REQUIRED ACTION
With nothing added or dropped, output every record below exactly.

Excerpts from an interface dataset

::::::::::

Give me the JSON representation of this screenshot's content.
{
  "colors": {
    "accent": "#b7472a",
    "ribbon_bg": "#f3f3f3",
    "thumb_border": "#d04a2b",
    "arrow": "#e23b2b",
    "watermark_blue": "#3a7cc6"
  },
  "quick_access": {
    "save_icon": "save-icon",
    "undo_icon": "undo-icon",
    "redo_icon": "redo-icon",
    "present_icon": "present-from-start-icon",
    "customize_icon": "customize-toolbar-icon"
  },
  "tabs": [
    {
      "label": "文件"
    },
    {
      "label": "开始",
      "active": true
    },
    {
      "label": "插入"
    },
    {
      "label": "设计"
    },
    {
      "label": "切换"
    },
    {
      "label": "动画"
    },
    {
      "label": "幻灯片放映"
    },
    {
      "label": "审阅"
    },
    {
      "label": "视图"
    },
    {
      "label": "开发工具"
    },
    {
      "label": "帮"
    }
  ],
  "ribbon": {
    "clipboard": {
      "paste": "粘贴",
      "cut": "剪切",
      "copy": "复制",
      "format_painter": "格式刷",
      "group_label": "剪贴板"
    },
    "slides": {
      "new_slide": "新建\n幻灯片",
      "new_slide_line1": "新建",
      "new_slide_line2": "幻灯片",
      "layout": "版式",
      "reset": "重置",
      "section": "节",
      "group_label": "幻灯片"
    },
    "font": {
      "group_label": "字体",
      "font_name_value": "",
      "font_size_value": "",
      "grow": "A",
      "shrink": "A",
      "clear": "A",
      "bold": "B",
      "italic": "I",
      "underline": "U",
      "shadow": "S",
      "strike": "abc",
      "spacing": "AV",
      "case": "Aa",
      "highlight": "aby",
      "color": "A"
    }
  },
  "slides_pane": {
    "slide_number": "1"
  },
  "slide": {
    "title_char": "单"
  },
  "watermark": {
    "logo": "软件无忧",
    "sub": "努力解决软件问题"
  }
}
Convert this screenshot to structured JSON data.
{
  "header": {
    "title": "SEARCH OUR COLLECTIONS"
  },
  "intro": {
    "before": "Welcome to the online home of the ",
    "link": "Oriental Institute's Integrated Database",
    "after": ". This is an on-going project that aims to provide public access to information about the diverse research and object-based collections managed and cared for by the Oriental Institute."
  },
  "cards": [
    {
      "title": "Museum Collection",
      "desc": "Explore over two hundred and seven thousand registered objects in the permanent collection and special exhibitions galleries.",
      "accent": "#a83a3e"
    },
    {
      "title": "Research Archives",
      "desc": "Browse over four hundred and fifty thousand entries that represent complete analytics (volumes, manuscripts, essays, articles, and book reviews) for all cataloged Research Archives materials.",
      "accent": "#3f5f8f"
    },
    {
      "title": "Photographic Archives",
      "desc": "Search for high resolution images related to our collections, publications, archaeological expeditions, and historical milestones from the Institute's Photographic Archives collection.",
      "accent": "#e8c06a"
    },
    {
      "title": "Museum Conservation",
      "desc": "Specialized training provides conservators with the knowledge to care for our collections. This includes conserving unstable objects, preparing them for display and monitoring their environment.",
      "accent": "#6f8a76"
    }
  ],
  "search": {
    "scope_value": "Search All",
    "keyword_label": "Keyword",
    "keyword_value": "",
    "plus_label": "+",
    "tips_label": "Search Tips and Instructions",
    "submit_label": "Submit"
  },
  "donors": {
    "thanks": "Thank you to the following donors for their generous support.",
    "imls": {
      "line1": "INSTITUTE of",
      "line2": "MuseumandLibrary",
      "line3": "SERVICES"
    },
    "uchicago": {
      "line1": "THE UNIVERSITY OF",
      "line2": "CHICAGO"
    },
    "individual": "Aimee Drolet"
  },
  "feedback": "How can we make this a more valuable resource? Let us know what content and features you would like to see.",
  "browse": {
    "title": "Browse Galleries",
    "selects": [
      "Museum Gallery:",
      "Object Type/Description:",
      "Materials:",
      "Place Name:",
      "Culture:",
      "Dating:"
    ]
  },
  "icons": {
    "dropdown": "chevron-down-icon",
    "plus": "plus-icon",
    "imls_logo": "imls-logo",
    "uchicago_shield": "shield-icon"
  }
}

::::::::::

ANSWER SPACE
Give me the JSON representation of this screenshot's content.
{
  "colors": {
    "accent": "#b7472a",
    "ribbon_bg": "#f3f3f3",
    "thumb_border": "#d04a2b",
    "arrow": "#e23b2b",
    "watermark_blue": "#3a7cc6"
  },
  "quick_access": {
    "save_icon": "save-icon",
    "undo_icon": "undo-icon",
    "redo_icon": "redo-icon",
    "present_icon": "present-from-start-icon",
    "customize_icon": "customize-toolbar-icon"
  },
  "tabs": [
    {
      "label": "文件"
    },
    {
      "label": "开始",
      "active": true
    },
    {
      "label": "插入"
    },
    {
      "label": "设计"
    },
    {
      "label": "切换"
    },
    {
      "label": "动画"
    },
    {
      "label": "幻灯片放映"
    },
    {
      "label": "审阅"
    },
    {
      "label": "视图"
    },
    {
      "label": "开发工具"
    },
    {
      "label": "帮"
    }
  ],
  "ribbon": {
    "clipboard": {
      "paste": "粘贴",
      "cut": "剪切",
      "copy": "复制",
      "format_painter": "格式刷",
      "group_label": "剪贴板"
    },
    "slides": {
      "new_slide": "新建\n幻灯片",
      "new_slide_line1": "新建",
      "new_slide_line2": "幻灯片",
      "layout": "版式",
      "reset": "重置",
      "section": "节",
      "group_label": "幻灯片"
    },
    "font": {
      "group_label": "字体",
      "font_name_value": "",
      "font_size_value": "",
      "grow": "A",
      "shrink": "A",
      "clear": "A",
      "bold": "B",
      "italic": "I",
      "underline": "U",
      "shadow": "S",
      "strike": "abc",
      "spacing": "AV",
      "case": "Aa",
      "highlight": "aby",
      "color": "A"
    }
  },
  "slides_pane": {
    "slide_number": "1"
  },
  "slide": {
    "title_char": "单"
  },
  "watermark": {
    "logo": "软件无忧",
    "sub": "努力解决软件问题"
  }
}
Convert this screenshot to structured JSON data.
{
  "header": {
    "title": "SEARCH OUR COLLECTIONS"
  },
  "intro": {
    "before": "Welcome to the online home of the ",
    "link": "Oriental Institute's Integrated Database",
    "after": ". This is an on-going project that aims to provide public access to information about the diverse research and object-based collections managed and cared for by the Oriental Institute."
  },
  "cards": [
    {
      "title": "Museum Collection",
      "desc": "Explore over two hundred and seven thousand registered objects in the permanent collection and special exhibitions galleries.",
      "accent": "#a83a3e"
    },
    {
      "title": "Research Archives",
      "desc": "Browse over four hundred and fifty thousand entries that represent complete analytics (volumes, manuscripts, essays, articles, and book reviews) for all cataloged Research Archives materials.",
      "accent": "#3f5f8f"
    },
    {
      "title": "Photographic Archives",
      "desc": "Search for high resolution images related to our collections, publications, archaeological expeditions, and historical milestones from the Institute's Photographic Archives collection.",
      "accent": "#e8c06a"
    },
    {
      "title": "Museum Conservation",
      "desc": "Specialized training provides conservators with the knowledge to care for our collections. This includes conserving unstable objects, preparing them for display and monitoring their environment.",
      "accent": "#6f8a76"
    }
  ],
  "search": {
    "scope_value": "Search All",
    "keyword_label": "Keyword",
    "keyword_value": "",
    "plus_label": "+",
    "tips_label": "Search Tips and Instructions",
    "submit_label": "Submit"
  },
  "donors": {
    "thanks": "Thank you to the following donors for their generous support.",
    "imls": {
      "line1": "INSTITUTE of",
      "line2": "MuseumandLibrary",
      "line3": "SERVICES"
    },
    "uchicago": {
      "line1": "THE UNIVERSITY OF",
      "line2": "CHICAGO"
    },
    "individual": "Aimee Drolet"
  },
  "feedback": "How can we make this a more valuable resource? Let us know what content and features you would like to see.",
  "browse": {
    "title": "Browse Galleries",
    "selects": [
      "Museum Gallery:",
      "Object Type/Description:",
      "Materials:",
      "Place Name:",
      "Culture:",
      "Dating:"
    ]
  },
  "icons": {
    "dropdown": "chevron-down-icon",
    "plus": "plus-icon",
    "imls_logo": "imls-logo",
    "uchicago_shield": "shield-icon"
  }
}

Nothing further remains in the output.